Tour de France: Stage-by-stage guide
July 15, Stage 10: Saint-Flour to Albi (217.5km)
The peloton must wait until Tuesday for their first rest day but as they climb on their bikes one more time, riders will be grateful most of the second half of this stage is essentially downhill. The sprint teams will hope for a straightforward day.
July 17, Stage 11: Albi to Toulouse (167km)
The last time a Tour stage finished in Toulouse, back in 2008, a young debutant by the name of Mark Cavendish took victory. After two tough years of illness, injury and misfortune the Manxman could certainly use a repeat 11 years on. With the mountains looming, it will be the sprinters' last chance for a while.
July 18, Stage 12: Toulouse to Bagneres-de-Bigorre (209.5km)
And so to the Pyrenees, though stage 12 is just a warm-up. Two category one climbs, the Peyresourde and the Hourquette d'Ancizan, provide the focus before a long descent into Bagneres-de-Bigorre where Ireland's Dan Martin took his first stage win in 2013.
July 19, Stage 13: Pau to Pau (27.2 time trial)
The only individual time trial of this year's Tour will be a test of strength over a rolling course, but also a test of the head. Go too deep and riders will surely be burned on the mountain tests to come over the weekend. The eventual winner of the Tour has finished in the top four of every long time trial since 2011 but this time they may prefer to save their legs.
July 20, Stage 14: Tarbes to Tourmalet Bareges (117.5km)
The first of the five HC climbs comes on stage 14 - a short, sharp 117.5km race to the summit of the storied Tourmalet. The highest surfaced climb in the Pyrenees has featured in the Tour 87 times but this will be only the second stage finish at the summit.
July 21, Stage 15: Limoux to Foix Prat d'Albis (185.5km)
The second summit finish in a row comes on a more traditional Pyrenean stage, which rolls over several testing climbs, sapping the legs and the minds. However, there is no tradition to the finish with the Prat d'Albis making its Tour debut.
July 23, Stage 16: Nimes to Nimes (177km)
After the second rest day comes a pretty flat stage, though with constant changes of direction on a loop starting and finishing in Nimes, the sprinters' plans could be disrupted if the Mistral wind blows.
July 24, Stage 17: Pont du Gard to Gap (200km)
And so towards the Alps, though stage 17 features none of the big passes on a day of gradual climbing up to Gap. This is the stage in the race where breaks are often allowed to stay clear as the battle for yellow rages behind, but this day has been made to be utterly unpredictable.

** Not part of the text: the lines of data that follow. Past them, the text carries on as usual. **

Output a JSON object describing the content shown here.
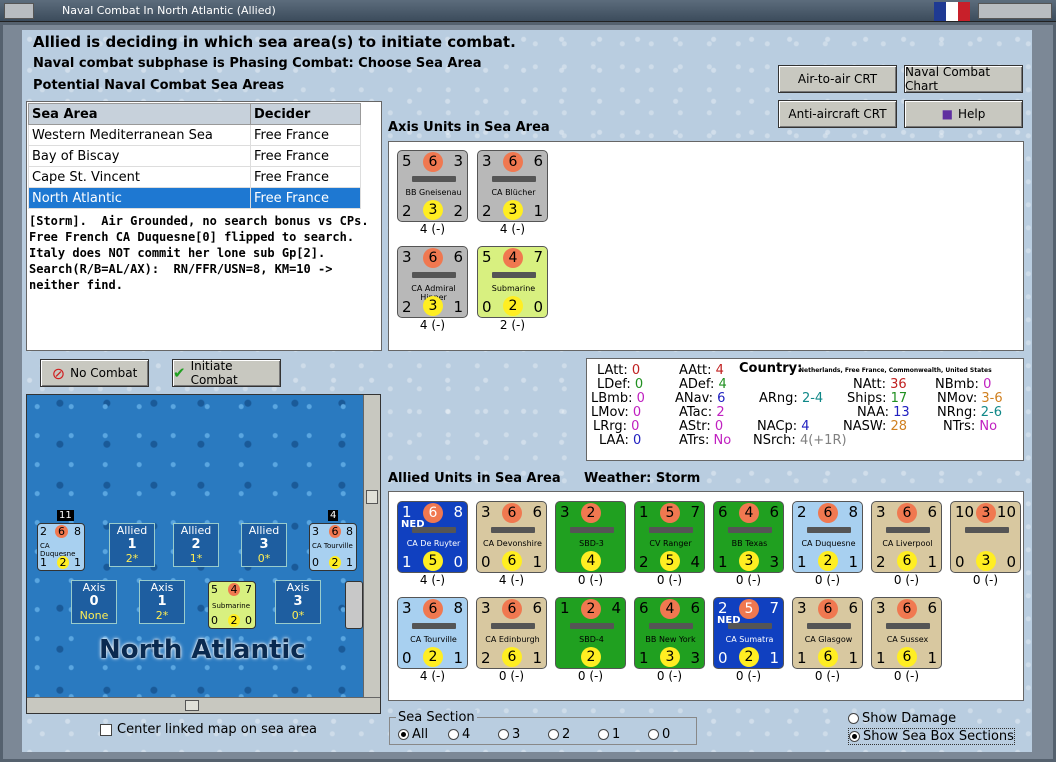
{
  "window": {
    "title": "Naval Combat In North Atlantic (Allied)"
  },
  "header": {
    "line1": "Allied is deciding in which sea area(s) to initiate combat.",
    "line2": "Naval combat subphase is Phasing Combat: Choose Sea Area",
    "line3": "Potential Naval Combat Sea Areas"
  },
  "buttons": {
    "air_to_air": "Air-to-air CRT",
    "naval_chart": "Naval Combat Chart",
    "anti_aircraft": "Anti-aircraft CRT",
    "help": "Help",
    "no_combat": "No Combat",
    "initiate": "Initiate Combat"
  },
  "sea_table": {
    "headers": [
      "Sea Area",
      "Decider"
    ],
    "rows": [
      [
        "Western Mediterranean Sea",
        "Free France"
      ],
      [
        "Bay of Biscay",
        "Free France"
      ],
      [
        "Cape St. Vincent",
        "Free France"
      ],
      [
        "North Atlantic",
        "Free France"
      ]
    ]
  },
  "notes": "[Storm].  Air Grounded, no search bonus vs CPs.\nFree French CA Duquesne[0] flipped to search.\nItaly does NOT commit her lone sub Gp[2].\nSearch(R/B=AL/AX):  RN/FFR/USN=8, KM=10 ->\nneither find.",
  "axis_label": "Axis Units in Sea Area",
  "axis_units": [
    {
      "l": "5",
      "m": "6",
      "r": "3",
      "name": "BB Gneisenau",
      "bl": "2",
      "bm": "3",
      "br": "2",
      "stack": "4 (-)",
      "color": "#b8b8b8"
    },
    {
      "l": "3",
      "m": "6",
      "r": "6",
      "name": "CA Blücher",
      "bl": "2",
      "bm": "3",
      "br": "1",
      "stack": "4 (-)",
      "color": "#b8b8b8"
    },
    {
      "l": "3",
      "m": "6",
      "r": "6",
      "name": "CA Admiral Hipper",
      "bl": "2",
      "bm": "3",
      "br": "1",
      "stack": "4 (-)",
      "color": "#b8b8b8"
    },
    {
      "l": "5",
      "m": "4",
      "r": "7",
      "name": "Submarine",
      "bl": "0",
      "bm": "2",
      "br": "0",
      "stack": "2 (-)",
      "color": "#d8f080"
    }
  ],
  "allied_label": "Allied Units in Sea Area",
  "weather": "Weather:  Storm",
  "allied_units": [
    {
      "l": "1",
      "m": "6",
      "r": "8",
      "tag": "NED",
      "name": "CA De Ruyter",
      "bl": "1",
      "bm": "5",
      "br": "0",
      "stack": "4 (-)",
      "color": "#1040c0",
      "fg": "#fff"
    },
    {
      "l": "3",
      "m": "6",
      "r": "6",
      "name": "CA Devonshire",
      "bl": "0",
      "bm": "6",
      "br": "1",
      "stack": "4 (-)",
      "color": "#d8c8a0"
    },
    {
      "l": "3",
      "m": "2",
      "r": "",
      "name": "SBD-3",
      "bl": "",
      "bm": "4",
      "br": "",
      "stack": "0 (-)",
      "color": "#20a020"
    },
    {
      "l": "1",
      "m": "5",
      "r": "7",
      "name": "CV Ranger",
      "bl": "2",
      "bm": "5",
      "br": "4",
      "stack": "0 (-)",
      "color": "#20a020"
    },
    {
      "l": "6",
      "m": "4",
      "r": "6",
      "name": "BB Texas",
      "bl": "1",
      "bm": "3",
      "br": "3",
      "stack": "0 (-)",
      "color": "#20a020"
    },
    {
      "l": "2",
      "m": "6",
      "r": "8",
      "name": "CA Duquesne",
      "bl": "1",
      "bm": "2",
      "br": "1",
      "stack": "0 (-)",
      "color": "#a8d0f0"
    },
    {
      "l": "3",
      "m": "6",
      "r": "6",
      "name": "CA Liverpool",
      "bl": "2",
      "bm": "6",
      "br": "1",
      "stack": "0 (-)",
      "color": "#d8c8a0"
    },
    {
      "l": "10",
      "m": "3",
      "r": "10",
      "name": "",
      "bl": "0",
      "bm": "3",
      "br": "0",
      "stack": "0 (-)",
      "color": "#d8c8a0"
    },
    {
      "l": "3",
      "m": "6",
      "r": "8",
      "name": "CA Tourville",
      "bl": "0",
      "bm": "2",
      "br": "1",
      "stack": "4 (-)",
      "color": "#a8d0f0"
    },
    {
      "l": "3",
      "m": "6",
      "r": "6",
      "name": "CA Edinburgh",
      "bl": "2",
      "bm": "6",
      "br": "1",
      "stack": "0 (-)",
      "color": "#d8c8a0"
    },
    {
      "l": "1",
      "m": "2",
      "r": "4",
      "name": "SBD-4",
      "bl": "",
      "bm": "2",
      "br": "",
      "stack": "0 (-)",
      "color": "#20a020"
    },
    {
      "l": "6",
      "m": "4",
      "r": "6",
      "name": "BB New York",
      "bl": "1",
      "bm": "3",
      "br": "3",
      "stack": "0 (-)",
      "color": "#20a020"
    },
    {
      "l": "2",
      "m": "5",
      "r": "7",
      "tag": "NED",
      "name": "CA Sumatra",
      "bl": "0",
      "bm": "2",
      "br": "1",
      "stack": "0 (-)",
      "color": "#1040c0",
      "fg": "#fff"
    },
    {
      "l": "3",
      "m": "6",
      "r": "6",
      "name": "CA Glasgow",
      "bl": "1",
      "bm": "6",
      "br": "1",
      "stack": "0 (-)",
      "color": "#d8c8a0"
    },
    {
      "l": "3",
      "m": "6",
      "r": "6",
      "name": "CA Sussex",
      "bl": "1",
      "bm": "6",
      "br": "1",
      "stack": "0 (-)",
      "color": "#d8c8a0"
    }
  ],
  "stats": {
    "country_label": "Country:",
    "country": "Netherlands, Free France, Commonwealth, United States",
    "LAtt": "0",
    "LDef": "0",
    "LBmb": "0",
    "LMov": "0",
    "LRrg": "0",
    "LAA": "0",
    "AAtt": "4",
    "ADef": "4",
    "ANav": "6",
    "ATac": "2",
    "AStr": "0",
    "ATrs": "No",
    "ARng": "2-4",
    "NACp": "4",
    "NSrch": "4(+1R)",
    "NAtt": "36",
    "Ships": "17",
    "NAA": "13",
    "NASW": "28",
    "NBmb": "0",
    "NMov": "3-6",
    "NRng": "2-6",
    "NTrs": "No"
  },
  "map": {
    "title": "North Atlantic",
    "allied_boxes": [
      {
        "h": "Allied",
        "n": "1",
        "v": "2*"
      },
      {
        "h": "Allied",
        "n": "2",
        "v": "1*"
      },
      {
        "h": "Allied",
        "n": "3",
        "v": "0*"
      }
    ],
    "axis_boxes": [
      {
        "h": "Axis",
        "n": "0",
        "v": "None"
      },
      {
        "h": "Axis",
        "n": "1",
        "v": "2*"
      },
      {
        "h": "Axis",
        "n": "3",
        "v": "0*"
      }
    ],
    "stack_a": "11",
    "stack_b": "4",
    "unit_a": "CA Duquesne",
    "unit_b": "CA Tourville",
    "unit_c": "Submarine"
  },
  "center_map_label": "Center linked map on sea area",
  "sea_section": {
    "label": "Sea Section",
    "options": [
      "All",
      "4",
      "3",
      "2",
      "1",
      "0"
    ]
  },
  "show_damage": "Show Damage",
  "show_sections": "Show Sea Box Sections"
}
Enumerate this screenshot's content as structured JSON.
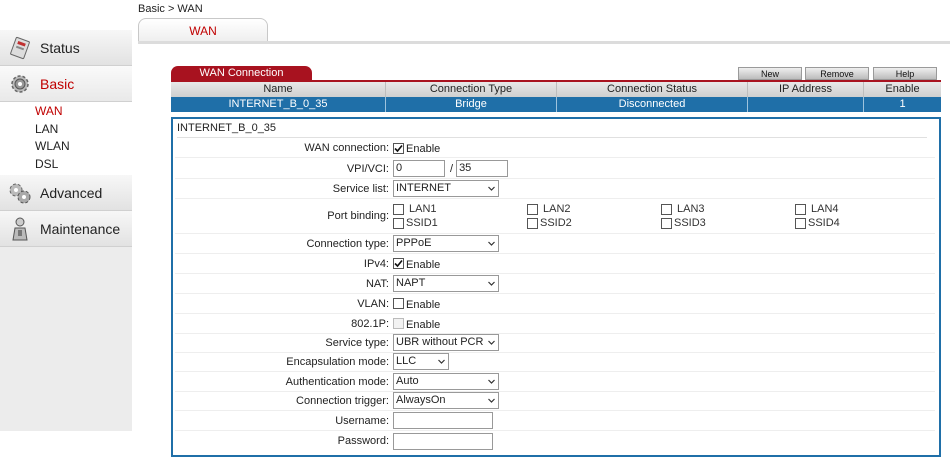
{
  "breadcrumb": "Basic > WAN",
  "tab_label": "WAN",
  "sidebar": {
    "items": [
      {
        "label": "Status",
        "icon": "status-icon"
      },
      {
        "label": "Basic",
        "icon": "basic-gear-icon",
        "active": true
      },
      {
        "label": "Advanced",
        "icon": "advanced-tools-icon"
      },
      {
        "label": "Maintenance",
        "icon": "maintenance-icon"
      }
    ],
    "sub": [
      "WAN",
      "LAN",
      "WLAN",
      "DSL"
    ]
  },
  "wan_connection_title": "WAN Connection",
  "buttons": {
    "new": "New",
    "remove": "Remove",
    "help": "Help"
  },
  "table": {
    "headers": [
      "Name",
      "Connection Type",
      "Connection Status",
      "IP Address",
      "Enable"
    ],
    "rows": [
      [
        "INTERNET_B_0_35",
        "Bridge",
        "Disconnected",
        "",
        "1"
      ]
    ]
  },
  "form": {
    "title": "INTERNET_B_0_35",
    "wan_connection_label": "WAN connection:",
    "enable_text": "Enable",
    "vpi_vci_label": "VPI/VCI:",
    "vpi": "0",
    "slash": "/",
    "vci": "35",
    "service_list_label": "Service list:",
    "service_list": "INTERNET",
    "port_binding_label": "Port binding:",
    "ports": [
      "LAN1",
      "LAN2",
      "LAN3",
      "LAN4",
      "SSID1",
      "SSID2",
      "SSID3",
      "SSID4"
    ],
    "connection_type_label": "Connection type:",
    "connection_type": "PPPoE",
    "ipv4_label": "IPv4:",
    "nat_label": "NAT:",
    "nat": "NAPT",
    "vlan_label": "VLAN:",
    "dot1p_label": "802.1P:",
    "service_type_label": "Service type:",
    "service_type": "UBR without PCR",
    "encapsulation_label": "Encapsulation mode:",
    "encapsulation": "LLC",
    "auth_label": "Authentication mode:",
    "auth": "Auto",
    "trigger_label": "Connection trigger:",
    "trigger": "AlwaysOn",
    "username_label": "Username:",
    "username": "",
    "password_label": "Password:",
    "password": ""
  },
  "colors": {
    "accent_red": "#a8121f",
    "selected_blue": "#1f6fa8",
    "active_text": "#c00000"
  }
}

A punchy final climb of the Col de la Sentinelle could be a springboard, while it's not inconceivable some of the sprinters survive in the main group.
July 25, Stage 18: Embrue to Valloire (208km)
There may only be five HC climbs in the entire Tour, but two of them come in a single day as the riders tackle the Izoard and the Galibier before dropping down to the finish in Valloire. The stage winner should come from whichever group first crests the Galibier - appearing for the 60th time as the Tour's most regular Alpine venue - and this could be a decisive day overall.
July 26, Stage 19: Saint-Jean-de-Maurienne to Tignes (126.5km)
Stage 19 is a leg-sapping day designed to test the resolve of anyone planning a late move in the general classification. The Iseran - at 2,770m the high point of the Tour - comes in the middle of the stage and casts a long shadow before the shorter climb to Tignes offers an opportunity for attacks.
July 27, Stage 20: Albertville to Val Thorens (130km)
The last chance saloon for GC hopefuls does not look an inviting one. The final climb of the Tour is the 33.4km HC slog up to Val Thorens. If ever there was a Tour designed for a true climber, one with only a handful of time trial kilometres and four HC climbs in the last three days could be it.
July 28, Stage 21: Rambouillet to Paris Champs-Elysees (128km)
There are two big questions on the final day. Will the yellow jersey winner choose a few glasses of champagne or, as Geraint Thomas did last year, prefer a beer or two as they celebrate along the roads of the Parisian suburbs? And which sprinters will have survived the mountains in order to battle it out on the Champs-Elysees?